■ **Assignment**: Give back all of the data unchanged. Keep every word as it is.

Stored data entries
____

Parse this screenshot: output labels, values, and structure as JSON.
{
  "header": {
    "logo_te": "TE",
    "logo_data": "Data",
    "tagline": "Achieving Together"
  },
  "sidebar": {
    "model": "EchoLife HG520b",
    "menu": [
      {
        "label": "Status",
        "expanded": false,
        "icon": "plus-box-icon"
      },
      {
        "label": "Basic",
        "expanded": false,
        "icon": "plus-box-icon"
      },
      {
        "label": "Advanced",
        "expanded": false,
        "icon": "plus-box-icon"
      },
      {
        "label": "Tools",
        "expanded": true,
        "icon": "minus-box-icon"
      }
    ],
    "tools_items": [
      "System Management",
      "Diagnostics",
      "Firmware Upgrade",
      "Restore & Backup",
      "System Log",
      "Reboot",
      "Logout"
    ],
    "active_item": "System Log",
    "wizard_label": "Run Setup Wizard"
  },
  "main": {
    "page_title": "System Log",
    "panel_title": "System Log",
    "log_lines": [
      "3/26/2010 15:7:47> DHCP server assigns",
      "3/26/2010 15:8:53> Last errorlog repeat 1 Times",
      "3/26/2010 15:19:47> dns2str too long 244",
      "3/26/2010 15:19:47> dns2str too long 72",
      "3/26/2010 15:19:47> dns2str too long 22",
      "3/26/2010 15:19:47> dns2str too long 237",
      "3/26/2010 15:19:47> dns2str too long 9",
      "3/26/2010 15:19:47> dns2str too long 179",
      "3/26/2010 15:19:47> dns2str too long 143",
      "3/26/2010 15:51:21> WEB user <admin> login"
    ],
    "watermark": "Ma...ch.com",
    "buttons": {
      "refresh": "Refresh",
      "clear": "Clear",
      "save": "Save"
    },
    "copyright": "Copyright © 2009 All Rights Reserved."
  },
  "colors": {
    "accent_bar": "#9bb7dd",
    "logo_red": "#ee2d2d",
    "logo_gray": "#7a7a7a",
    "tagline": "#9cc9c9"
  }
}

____

■ **Answer space**:
Parse this screenshot: output labels, values, and structure as JSON.
{
  "header": {
    "logo_te": "TE",
    "logo_data": "Data",
    "tagline": "Achieving Together"
  },
  "sidebar": {
    "model": "EchoLife HG520b",
    "menu": [
      {
        "label": "Status",
        "expanded": false,
        "icon": "plus-box-icon"
      },
      {
        "label": "Basic",
        "expanded": false,
        "icon": "plus-box-icon"
      },
      {
        "label": "Advanced",
        "expanded": false,
        "icon": "plus-box-icon"
      },
      {
        "label": "Tools",
        "expanded": true,
        "icon": "minus-box-icon"
      }
    ],
    "tools_items": [
      "System Management",
      "Diagnostics",
      "Firmware Upgrade",
      "Restore & Backup",
      "System Log",
      "Reboot",
      "Logout"
    ],
    "active_item": "System Log",
    "wizard_label": "Run Setup Wizard"
  },
  "main": {
    "page_title": "System Log",
    "panel_title": "System Log",
    "log_lines": [
      "3/26/2010 15:7:47> DHCP server assigns",
      "3/26/2010 15:8:53> Last errorlog repeat 1 Times",
      "3/26/2010 15:19:47> dns2str too long 244",
      "3/26/2010 15:19:47> dns2str too long 72",
      "3/26/2010 15:19:47> dns2str too long 22",
      "3/26/2010 15:19:47> dns2str too long 237",
      "3/26/2010 15:19:47> dns2str too long 9",
      "3/26/2010 15:19:47> dns2str too long 179",
      "3/26/2010 15:19:47> dns2str too long 143",
      "3/26/2010 15:51:21> WEB user <admin> login"
    ],
    "watermark": "Ma...ch.com",
    "buttons": {
      "refresh": "Refresh",
      "clear": "Clear",
      "save": "Save"
    },
    "copyright": "Copyright © 2009 All Rights Reserved."
  },
  "colors": {
    "accent_bar": "#9bb7dd",
    "logo_red": "#ee2d2d",
    "logo_gray": "#7a7a7a",
    "tagline": "#9cc9c9"
  }
}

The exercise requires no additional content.